[Working data]
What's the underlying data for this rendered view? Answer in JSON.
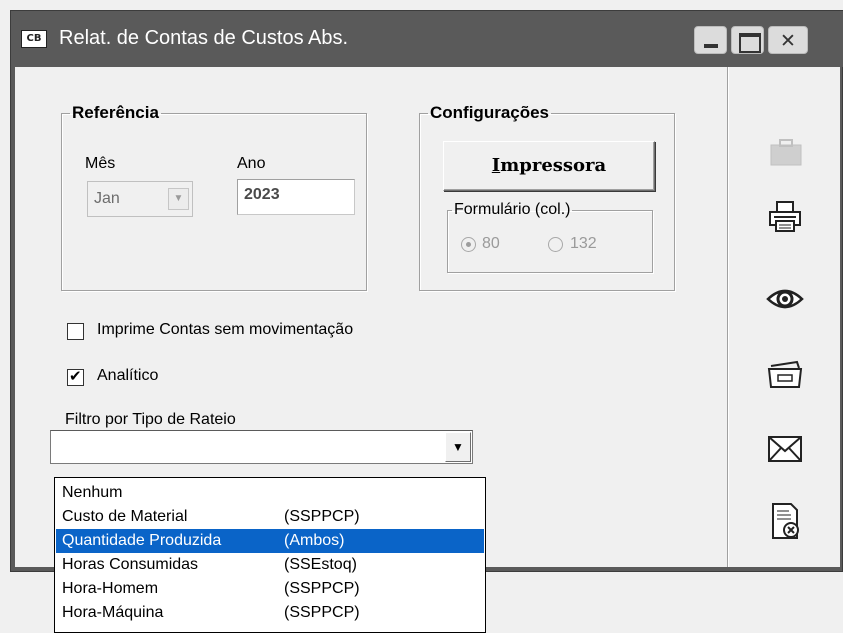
{
  "window": {
    "title": "Relat. de Contas de Custos Abs.",
    "app_icon_text": "CB"
  },
  "referencia": {
    "legend": "Referência",
    "mes_label": "Mês",
    "ano_label": "Ano",
    "mes_value": "Jan",
    "ano_value": "2023"
  },
  "configuracoes": {
    "legend": "Configurações",
    "printer_button_prefix": "I",
    "printer_button_rest": "mpressora",
    "formulario_legend": "Formulário (col.)",
    "option_80": "80",
    "option_132": "132",
    "selected": "80"
  },
  "options": {
    "sem_movimentacao_label": "Imprime Contas sem movimentação",
    "sem_movimentacao_checked": false,
    "analitico_label": "Analítico",
    "analitico_checked": true
  },
  "filtro": {
    "label": "Filtro por Tipo de Rateio",
    "value": "",
    "items": [
      {
        "name": "Nenhum",
        "code": ""
      },
      {
        "name": "Custo de Material",
        "code": "(SSPPCP)"
      },
      {
        "name": "Quantidade Produzida",
        "code": "(Ambos)"
      },
      {
        "name": "Horas Consumidas",
        "code": "(SSEstoq)"
      },
      {
        "name": "Hora-Homem",
        "code": "(SSPPCP)"
      },
      {
        "name": "Hora-Máquina",
        "code": "(SSPPCP)"
      }
    ],
    "selected_index": 2
  },
  "sidebar_icons": [
    "briefcase-icon",
    "printer-icon",
    "preview-eye-icon",
    "save-file-icon",
    "email-envelope-icon",
    "document-cancel-icon"
  ]
}
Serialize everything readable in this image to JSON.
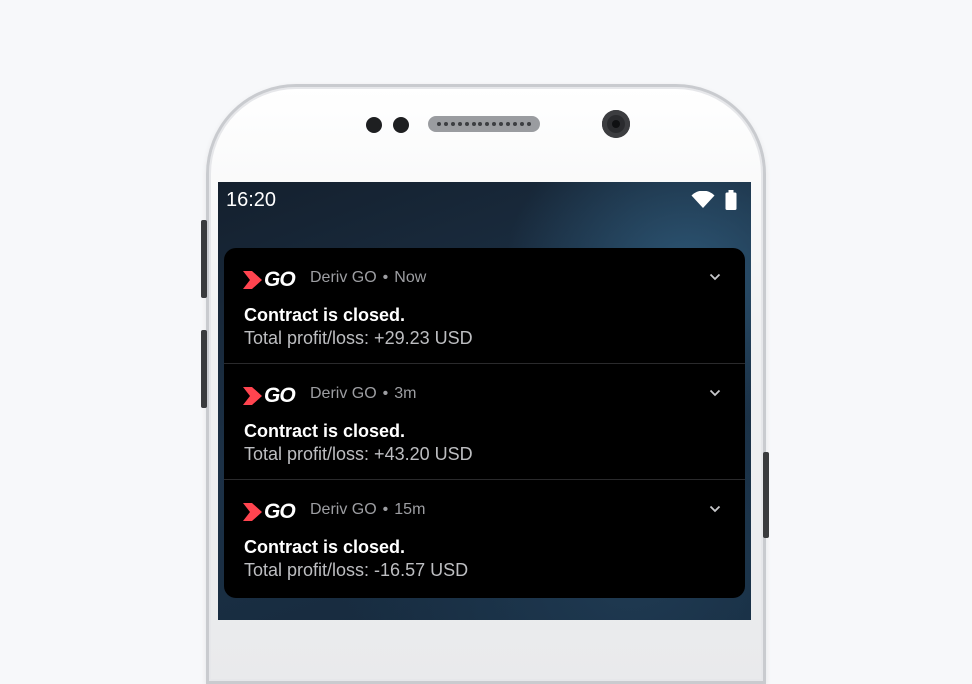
{
  "status_bar": {
    "time": "16:20",
    "icons": [
      "wifi-icon",
      "battery-icon"
    ]
  },
  "notifications": [
    {
      "app_name": "Deriv GO",
      "logo_text": "GO",
      "separator": "•",
      "time": "Now",
      "title": "Contract is closed.",
      "body": "Total profit/loss: +29.23 USD"
    },
    {
      "app_name": "Deriv GO",
      "logo_text": "GO",
      "separator": "•",
      "time": "3m",
      "title": "Contract is closed.",
      "body": "Total profit/loss: +43.20 USD"
    },
    {
      "app_name": "Deriv GO",
      "logo_text": "GO",
      "separator": "•",
      "time": "15m",
      "title": "Contract is closed.",
      "body": "Total profit/loss: -16.57 USD"
    }
  ],
  "colors": {
    "brand_red": "#ff444f",
    "panel_bg": "#000000",
    "secondary_text": "#9d9ea2"
  }
}
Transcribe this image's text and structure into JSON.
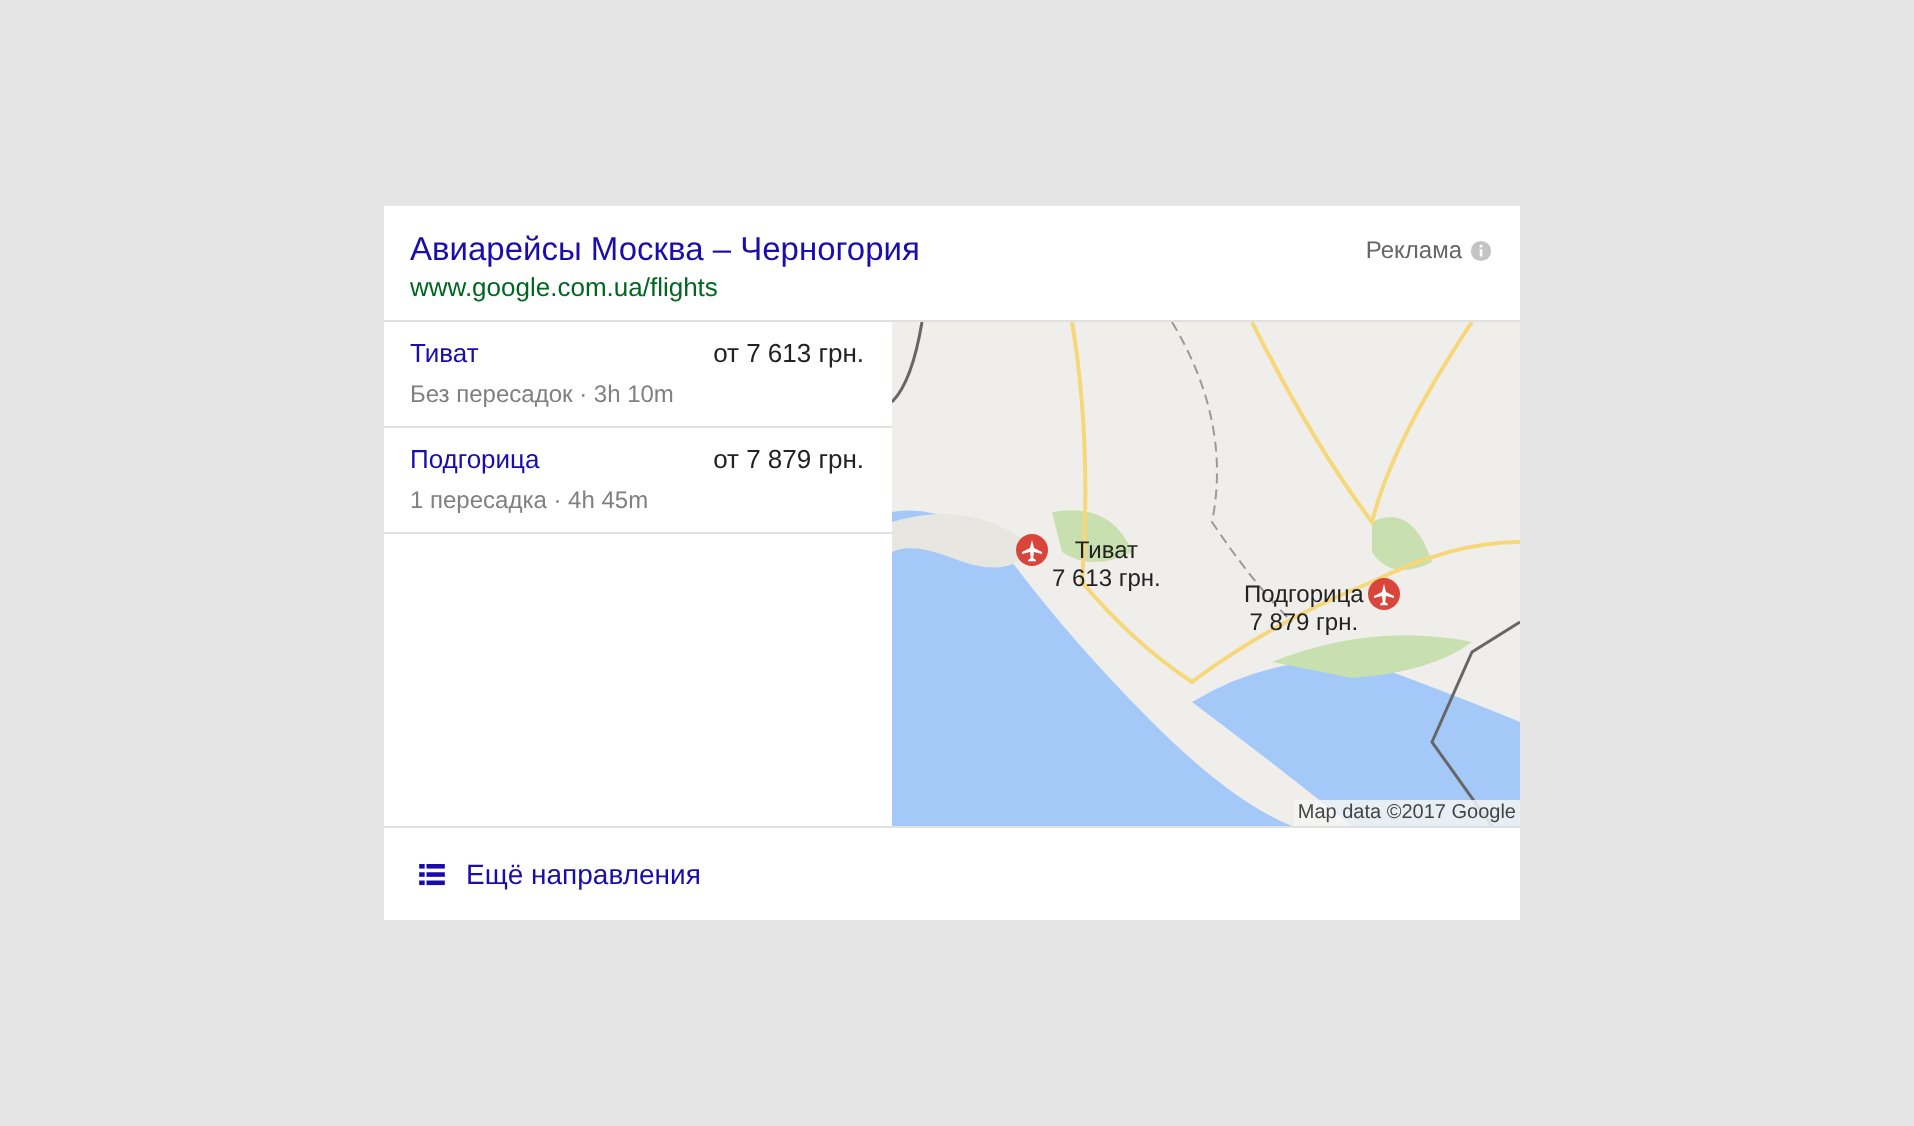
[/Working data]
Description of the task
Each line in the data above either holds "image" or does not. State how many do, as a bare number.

Task output
2